My Overall Rating:
If you’re looking for a digital piano with a superb piano sound but with a price that is way under pianos which have similar quality and features, then you’ve got to look at the Casio PX 130 Privia Digital Piano.
I have been looking at many digital pianos and keyboards with 88 keys, and compared the Yamahas, Rolands and Casios amongst others, and have found that the Casios have improved so much in their latest models that they are really quite impressive.
A few years ago I would have just got a Yamaha without bothering to compare or try out any other brand, but now it is different. The Casio is now one of the top digital pianos:
This digital piano by Casio is currently on sale with a 39% discount on Amazon.com
I tried the Casio and found that:
1. The sound was excellent.
Surprisingly, I was pleased with the sound very quickly. The character and expressiveness of the sound was especially good. What do I mean? Well, with a lot of digital pianos, even with Yamahas, when you hit the note softly versus loudly and all the gradations in between, it sounds very similar and just louder, but this is not right. With the Casio PX-130 Privia I found that as you vary your touch, the sound changes and is expressive as you would expect and want from a real piano. This made the playing experience enjoyable and realistic.
In particular, the treble and highs were more enjoyable than most Rolands and more expressive than many Yamahas. It was because of the expressivity in the notes that made you want to play and play better and better as the keyboard responds to your touch.
The bass notes are similar to many Yamahas and Rolands in that it was also ringing and expressive, and if you want a bass that is richer than many Yamahas (which sometimes is not the richness of a Steinway sampled piano for example) then the Casio may well satisfy you in this regard. They are new grand piano sounds samples.
2. The touch is expressive.
As I mentioned just then, the touch is expressive and yes, you are playing a scaled hammer action keyboard. It’s not just the touch that is expressive, it’s the sound that comes out as well that is expressive which is a great feature of the Casio which many people and beginners don’t appreciate or realise is important.
When you play, it responds, and as a result I found that I spontaneously vary my touch to create different expressions and as a result, you improve your playing and imagination this way, which is essential to developing your technique, and not just in slow sections, but also in fast sections where you make adjustments to your touch and hear the effects this makes.
The PX-130 is on sale with a 39% discount on Amazon.com
3. The features are plentiful.
You have 128-note polyphony which is plenty for playing with the pedal down, and there’s their Acoustic Resonance DSP which means that a piano was sampled with pedal down so that when you hit the note with the pedal down, it has the resonance and overtones that you don'[t get with the pedal up. This is something you can hear and is a must in any digital piano. There’s the metronome, and a recorder for 2 tracks, and USB connection to your computer for recording your playing to review what you’ve done or to even produce your own music.

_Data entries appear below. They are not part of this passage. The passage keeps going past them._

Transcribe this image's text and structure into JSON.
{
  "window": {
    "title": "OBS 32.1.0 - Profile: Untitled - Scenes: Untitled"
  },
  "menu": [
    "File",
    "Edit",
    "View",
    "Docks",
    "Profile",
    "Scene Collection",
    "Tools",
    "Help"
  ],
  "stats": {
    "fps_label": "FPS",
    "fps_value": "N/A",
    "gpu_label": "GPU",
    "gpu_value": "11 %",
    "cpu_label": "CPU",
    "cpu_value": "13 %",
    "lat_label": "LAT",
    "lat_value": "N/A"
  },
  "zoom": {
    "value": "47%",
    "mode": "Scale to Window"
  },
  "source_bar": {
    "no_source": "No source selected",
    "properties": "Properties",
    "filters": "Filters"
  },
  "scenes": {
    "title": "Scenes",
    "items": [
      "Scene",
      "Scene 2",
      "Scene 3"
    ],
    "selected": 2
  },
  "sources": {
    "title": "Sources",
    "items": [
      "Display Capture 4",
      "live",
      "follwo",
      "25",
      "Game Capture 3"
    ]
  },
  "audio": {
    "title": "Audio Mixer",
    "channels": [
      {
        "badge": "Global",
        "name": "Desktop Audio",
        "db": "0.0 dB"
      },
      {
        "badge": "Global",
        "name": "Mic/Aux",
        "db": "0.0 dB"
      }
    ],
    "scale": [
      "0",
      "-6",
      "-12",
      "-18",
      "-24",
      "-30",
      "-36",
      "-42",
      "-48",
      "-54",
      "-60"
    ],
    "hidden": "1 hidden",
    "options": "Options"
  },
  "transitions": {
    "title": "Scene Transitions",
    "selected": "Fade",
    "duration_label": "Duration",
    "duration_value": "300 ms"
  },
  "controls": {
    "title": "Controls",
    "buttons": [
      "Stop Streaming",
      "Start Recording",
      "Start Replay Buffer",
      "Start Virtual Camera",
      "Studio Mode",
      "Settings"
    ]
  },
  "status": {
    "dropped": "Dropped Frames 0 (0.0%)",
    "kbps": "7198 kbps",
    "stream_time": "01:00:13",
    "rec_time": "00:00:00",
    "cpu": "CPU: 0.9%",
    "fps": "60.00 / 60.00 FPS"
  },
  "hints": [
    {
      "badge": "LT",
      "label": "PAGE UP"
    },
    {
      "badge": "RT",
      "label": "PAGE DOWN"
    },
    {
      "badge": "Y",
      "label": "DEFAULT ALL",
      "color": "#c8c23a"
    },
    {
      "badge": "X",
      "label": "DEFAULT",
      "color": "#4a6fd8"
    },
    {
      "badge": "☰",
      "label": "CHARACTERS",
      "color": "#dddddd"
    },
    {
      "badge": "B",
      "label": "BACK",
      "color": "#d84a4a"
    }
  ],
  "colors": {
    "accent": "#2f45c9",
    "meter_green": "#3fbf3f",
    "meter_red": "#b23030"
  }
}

If you want the full grand piano experience then there’s the 3 pedal (soft, sostenuto, and sustain) pedals to use if you need this. There’s built in speakers and 2 headphone jacks. I find that the headphone jacks reveal more about the sound if you have a good set of headphones and I used this to compare different keyboards, bypassing their speakers and using the headphones as a standard to compare them in addition to hearing the speakers.
There’s 4 types of reverb. I find some reverb great for a piano sound, and you can adjust this. There’s tuning control, if you need this (better to get the violinist or whoever to tune their instrument!) and you can select equal temperament or other scales. If you are a beginner there are 60 preset songs to hear and get you motivated. There’s the music stand a score book to learn the preset songs, a pretty good way to get you started.
Many people wonder about the Casio px130 vs Yamaha question. If you want an expressive sound, then get the Casio. The Yamahas are good, but the sound is often more plain and not as expressive a sound – this is just my preference.
You can play with piano and strings accompaniment or with a double bass in the lower range, or electric piano, but the grand piano is the main feature in the PX-130.
And the stand? Yes, I prefer the CS-67 Stand that you can get as an optional extra as it gives you the wood stand for either the PX 130 or PX 330 and looks great. If you’re not gigging, then get this one as it is sturdy and your piano won’t be knocked off a touring or gigging type of stand.
And it is only 24.7 lbs so you can even travel with it.
Any downsides? If you want a huge number of tones (250 on-board sounds) then get the Casio Privia PX 330. But if you just want the grand piano sound then the PX-130 will give this. The PX 330 also has more buttons which makes it easier to access the huge variety of sounds, but again with the 130, if you are mainly accessing the piano sounds, then the less buttons is not a big issue.
So if you’re looking for a 88 key, new tri-sensor scaled hammer action keyboard or digital piano, then have a look at the Casio PX 130 Privia digital piano and start hearing the sounds and feeling the expressions that can come from a great keyboard.
Note: This Casio keyboard is now on sale with a 39% discount on Amazon.com
Here’s a video on the Casio PX130 digital piano in action: